* BRIEF
Which lines below mention "text"? Pick each one out.
START GIVEN INFORMATION
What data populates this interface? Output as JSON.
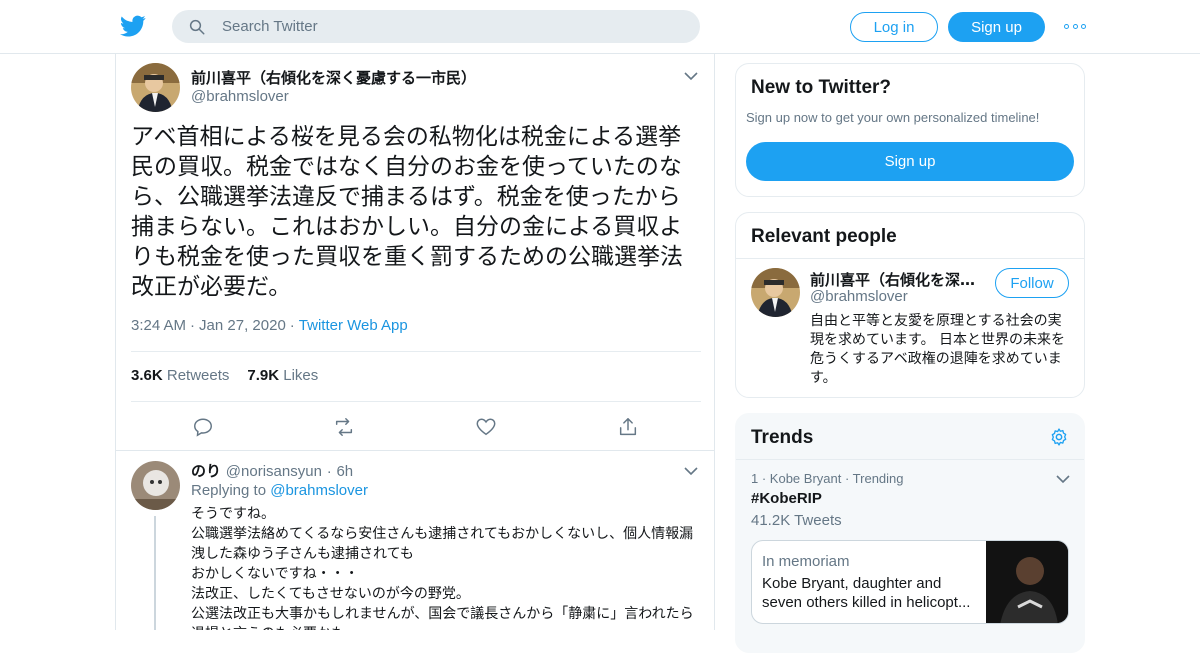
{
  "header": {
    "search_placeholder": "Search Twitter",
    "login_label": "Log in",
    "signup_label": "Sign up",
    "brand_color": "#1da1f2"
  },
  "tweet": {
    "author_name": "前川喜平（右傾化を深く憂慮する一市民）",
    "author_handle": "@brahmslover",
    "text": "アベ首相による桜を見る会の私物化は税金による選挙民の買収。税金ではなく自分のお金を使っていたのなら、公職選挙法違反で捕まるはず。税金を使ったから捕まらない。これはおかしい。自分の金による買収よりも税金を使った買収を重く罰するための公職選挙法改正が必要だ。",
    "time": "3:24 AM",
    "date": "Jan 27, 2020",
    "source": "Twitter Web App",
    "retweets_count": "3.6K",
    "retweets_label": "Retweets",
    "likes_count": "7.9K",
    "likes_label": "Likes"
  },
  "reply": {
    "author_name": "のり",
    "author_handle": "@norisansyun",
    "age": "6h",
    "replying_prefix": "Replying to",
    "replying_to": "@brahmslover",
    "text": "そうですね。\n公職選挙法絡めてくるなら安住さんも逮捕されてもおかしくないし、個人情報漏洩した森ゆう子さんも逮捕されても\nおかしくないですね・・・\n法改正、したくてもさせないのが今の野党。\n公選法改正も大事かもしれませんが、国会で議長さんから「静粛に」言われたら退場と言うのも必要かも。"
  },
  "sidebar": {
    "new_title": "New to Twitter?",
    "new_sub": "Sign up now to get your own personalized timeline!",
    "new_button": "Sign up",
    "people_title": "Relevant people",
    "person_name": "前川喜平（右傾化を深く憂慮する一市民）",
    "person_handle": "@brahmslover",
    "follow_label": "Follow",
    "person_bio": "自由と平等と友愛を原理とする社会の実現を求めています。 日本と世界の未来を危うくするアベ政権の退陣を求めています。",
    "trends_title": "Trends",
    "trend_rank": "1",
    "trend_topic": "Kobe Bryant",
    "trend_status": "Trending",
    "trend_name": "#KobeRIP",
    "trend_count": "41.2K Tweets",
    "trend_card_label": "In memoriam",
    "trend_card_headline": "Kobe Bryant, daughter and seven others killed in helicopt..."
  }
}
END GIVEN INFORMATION
* OUTPUT BELOW
    "text": "アベ首相による桜を見る会の私物化は税金による選挙民の買収。税金ではなく自分のお金を使っていたのなら、公職選挙法違反で捕まるはず。税金を使ったから捕まらない。これはおかしい。自分の金による買収よりも税金を使った買収を重く罰するための公職選挙法改正が必要だ。",
    "text": "そうですね。\n公職選挙法絡めてくるなら安住さんも逮捕されてもおかしくないし、個人情報漏洩した森ゆう子さんも逮捕されても\nおかしくないですね・・・\n法改正、したくてもさせないのが今の野党。\n公選法改正も大事かもしれませんが、国会で議長さんから「静粛に」言われたら退場と言うのも必要かも。"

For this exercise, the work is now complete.